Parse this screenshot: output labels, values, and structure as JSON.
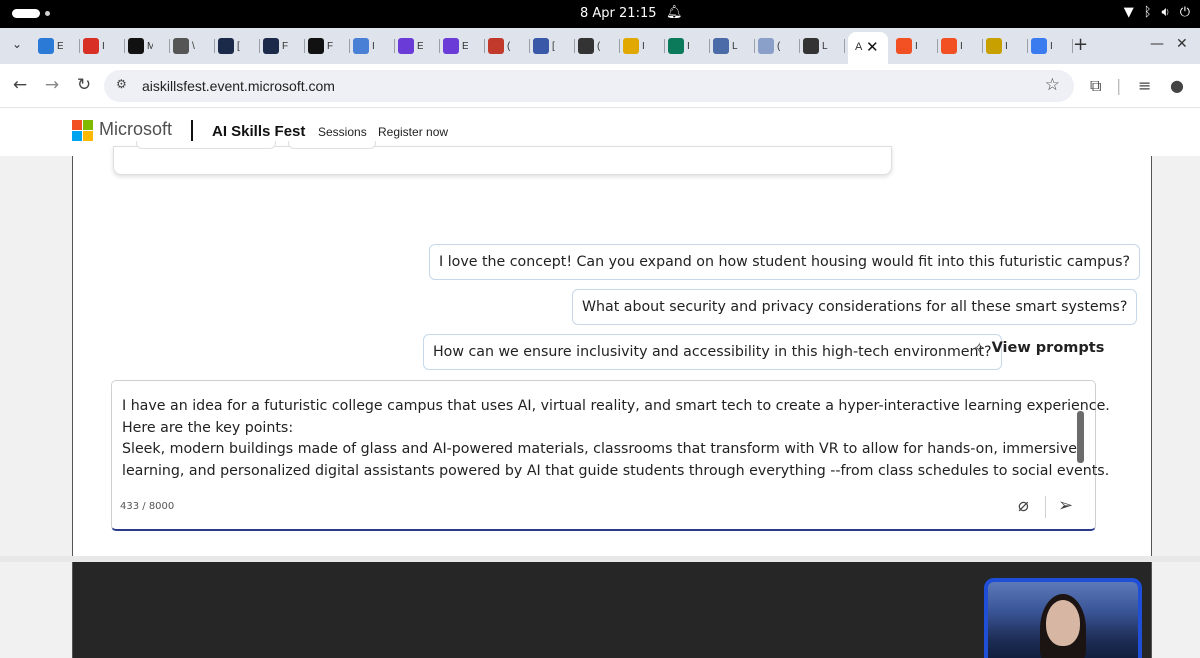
{
  "os": {
    "clock": "8 Apr  21:15"
  },
  "browser": {
    "tabs": [
      {
        "label": "E",
        "icon": "vscode-icon",
        "color": "#2b7bd6"
      },
      {
        "label": "I",
        "icon": "gmail-icon",
        "color": "#d93025"
      },
      {
        "label": "M",
        "icon": "medium-icon",
        "color": "#111111"
      },
      {
        "label": "\\",
        "icon": "globe-icon",
        "color": "#555555"
      },
      {
        "label": "[",
        "icon": "app-icon",
        "color": "#1a2a48"
      },
      {
        "label": "F",
        "icon": "app-icon",
        "color": "#1a2a48"
      },
      {
        "label": "F",
        "icon": "notion-icon",
        "color": "#111111"
      },
      {
        "label": "I",
        "icon": "puzzle-icon",
        "color": "#4a7fd6"
      },
      {
        "label": "E",
        "icon": "brand-icon",
        "color": "#6a3bd6"
      },
      {
        "label": "E",
        "icon": "brand-icon",
        "color": "#6a3bd6"
      },
      {
        "label": "(",
        "icon": "grid-icon",
        "color": "#c0392b"
      },
      {
        "label": "[",
        "icon": "circle-icon",
        "color": "#3a58a8"
      },
      {
        "label": "(",
        "icon": "c-icon",
        "color": "#333333"
      },
      {
        "label": "I",
        "icon": "star-icon",
        "color": "#e0a800"
      },
      {
        "label": "I",
        "icon": "terminal-icon",
        "color": "#0b7a5a"
      },
      {
        "label": "L",
        "icon": "globe-icon",
        "color": "#4a6aa8"
      },
      {
        "label": "(",
        "icon": "doc-icon",
        "color": "#8aa0c8"
      },
      {
        "label": "L",
        "icon": "lv-icon",
        "color": "#333333"
      }
    ],
    "active_tab": {
      "label": "A"
    },
    "tabs_after": [
      {
        "label": "I",
        "icon": "ms-icon",
        "color": "#f25022"
      },
      {
        "label": "I",
        "icon": "ms-icon",
        "color": "#f25022"
      },
      {
        "label": "I",
        "icon": "yellow-icon",
        "color": "#c8a000"
      },
      {
        "label": "I",
        "icon": "copilot-icon",
        "color": "#3b7bf0"
      }
    ],
    "url": "aiskillsfest.event.microsoft.com"
  },
  "site": {
    "brand": "Microsoft",
    "event_name": "AI Skills Fest",
    "nav": [
      "Sessions",
      "Register now"
    ],
    "logo_colors": [
      "#f25022",
      "#7fba00",
      "#00a4ef",
      "#ffb900"
    ]
  },
  "prompts": [
    "I love the concept! Can you expand on how student housing would fit into this futuristic campus?",
    "What about security and privacy considerations for all these smart systems?",
    "How can we ensure inclusivity and accessibility in this high-tech environment?"
  ],
  "view_prompts_label": "View prompts",
  "input": {
    "lines": [
      "I have an idea for a futuristic college campus that uses AI, virtual reality, and smart tech to create a hyper-interactive learning experience.",
      "Here are the key points:",
      "Sleek, modern buildings made of glass and AI-powered materials, classrooms that transform with VR to allow for hands-on, immersive",
      "learning, and personalized digital assistants powered by AI that guide students through everything --from class schedules to social events."
    ],
    "char_count": "433 / 8000"
  }
}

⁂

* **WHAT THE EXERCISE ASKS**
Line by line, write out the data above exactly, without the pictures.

* **SOLUTION TO THE EXERCISE**
Parse this screenshot: output labels, values, and structure as JSON.
{
  "os": {
    "clock": "8 Apr  21:15"
  },
  "browser": {
    "tabs": [
      {
        "label": "E",
        "icon": "vscode-icon",
        "color": "#2b7bd6"
      },
      {
        "label": "I",
        "icon": "gmail-icon",
        "color": "#d93025"
      },
      {
        "label": "M",
        "icon": "medium-icon",
        "color": "#111111"
      },
      {
        "label": "\\",
        "icon": "globe-icon",
        "color": "#555555"
      },
      {
        "label": "[",
        "icon": "app-icon",
        "color": "#1a2a48"
      },
      {
        "label": "F",
        "icon": "app-icon",
        "color": "#1a2a48"
      },
      {
        "label": "F",
        "icon": "notion-icon",
        "color": "#111111"
      },
      {
        "label": "I",
        "icon": "puzzle-icon",
        "color": "#4a7fd6"
      },
      {
        "label": "E",
        "icon": "brand-icon",
        "color": "#6a3bd6"
      },
      {
        "label": "E",
        "icon": "brand-icon",
        "color": "#6a3bd6"
      },
      {
        "label": "(",
        "icon": "grid-icon",
        "color": "#c0392b"
      },
      {
        "label": "[",
        "icon": "circle-icon",
        "color": "#3a58a8"
      },
      {
        "label": "(",
        "icon": "c-icon",
        "color": "#333333"
      },
      {
        "label": "I",
        "icon": "star-icon",
        "color": "#e0a800"
      },
      {
        "label": "I",
        "icon": "terminal-icon",
        "color": "#0b7a5a"
      },
      {
        "label": "L",
        "icon": "globe-icon",
        "color": "#4a6aa8"
      },
      {
        "label": "(",
        "icon": "doc-icon",
        "color": "#8aa0c8"
      },
      {
        "label": "L",
        "icon": "lv-icon",
        "color": "#333333"
      }
    ],
    "active_tab": {
      "label": "A"
    },
    "tabs_after": [
      {
        "label": "I",
        "icon": "ms-icon",
        "color": "#f25022"
      },
      {
        "label": "I",
        "icon": "ms-icon",
        "color": "#f25022"
      },
      {
        "label": "I",
        "icon": "yellow-icon",
        "color": "#c8a000"
      },
      {
        "label": "I",
        "icon": "copilot-icon",
        "color": "#3b7bf0"
      }
    ],
    "url": "aiskillsfest.event.microsoft.com"
  },
  "site": {
    "brand": "Microsoft",
    "event_name": "AI Skills Fest",
    "nav": [
      "Sessions",
      "Register now"
    ],
    "logo_colors": [
      "#f25022",
      "#7fba00",
      "#00a4ef",
      "#ffb900"
    ]
  },
  "prompts": [
    "I love the concept! Can you expand on how student housing would fit into this futuristic campus?",
    "What about security and privacy considerations for all these smart systems?",
    "How can we ensure inclusivity and accessibility in this high-tech environment?"
  ],
  "view_prompts_label": "View prompts",
  "input": {
    "lines": [
      "I have an idea for a futuristic college campus that uses AI, virtual reality, and smart tech to create a hyper-interactive learning experience.",
      "Here are the key points:",
      "Sleek, modern buildings made of glass and AI-powered materials, classrooms that transform with VR to allow for hands-on, immersive",
      "learning, and personalized digital assistants powered by AI that guide students through everything --from class schedules to social events."
    ],
    "char_count": "433 / 8000"
  }
}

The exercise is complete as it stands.